Grade 9 Up–Zusak has created a work that deserves the attention of sophisticated teen and adult readers. Death himself narrates the World War II-era story of Liesel Meminger from the time she is taken, at age nine, to live in Molching, Germany, with a foster family in a working-class neighborhood of tough kids, acid-tongued mothers, and loving fathers who earn their living by the work of their hands. The child arrives having just stolen her first book–although she has not yet learned how to read–and her foster father uses it, The Gravediggers Handbook, to lull her to sleep when shes roused by regular nightmares about her younger brothers death. Across the ensuing years of the late 1930s and into the 1940s, Liesel collects more stolen books as well as a peculiar set of friends: the boy Rudy, the Jewish refugee Max, the mayors reclusive wife (who has a whole library from which she allows Liesel to steal), and especially her foster parents.
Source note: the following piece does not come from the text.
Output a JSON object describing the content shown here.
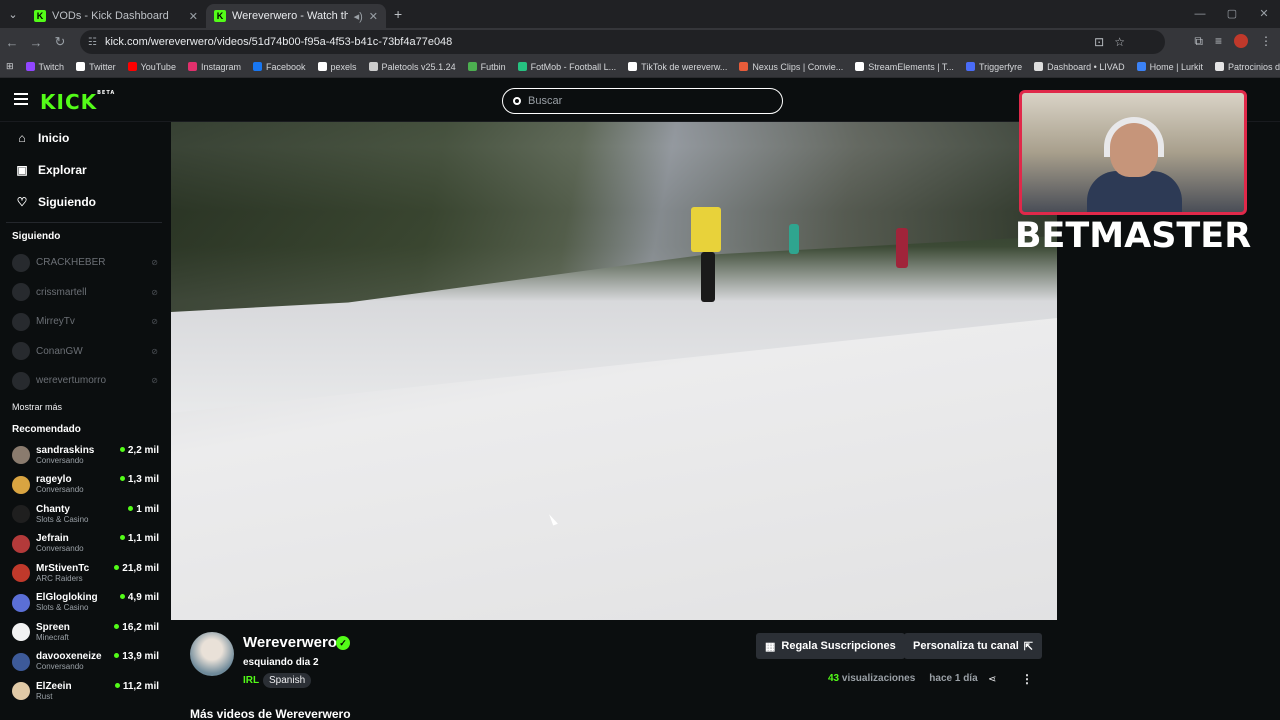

Zusak not only creates a mesmerizing and original story but also writes with poetic syntax, causing readers to deliberate over phrases and lines, even as the action impels them forward. Death is not a sentimental storyteller, but he does attend to an array of satisfying details, giving Liesels story all the nuances of chance, folly, and fulfilled expectation that it deserves. An extraordinary narrative.–Francisca Goldsmith, Berkeley Public Library, CA
This was the book I hosted last night at Book Club. I really loved this book, it made me laugh, it made me cry. The story is unique in that it is narrated by "death". The story of Liesel is gripping and has you interested from the start. Most of the characters are endearing and it is different to read a book about the Holocaust that is about Germans and not primarily the Jews. If you haven't read this book, go to your local library and pick it up. It is worth it!

3 comments:

kc and k said...

Sounds interesting. But you know me, I'll wait till it's a movie :)

Carol said...

Narrated by "Death" creeps me out a little, but I've been venturing out of my normal reading comfort zone so I'll have to look this one up.

gwen said...

sounds good to me. I am just finishing "Hold on Tight" by Harlen Coben. It's a good mystery about parents whose son is missing. --no bad language or sex. It's a good read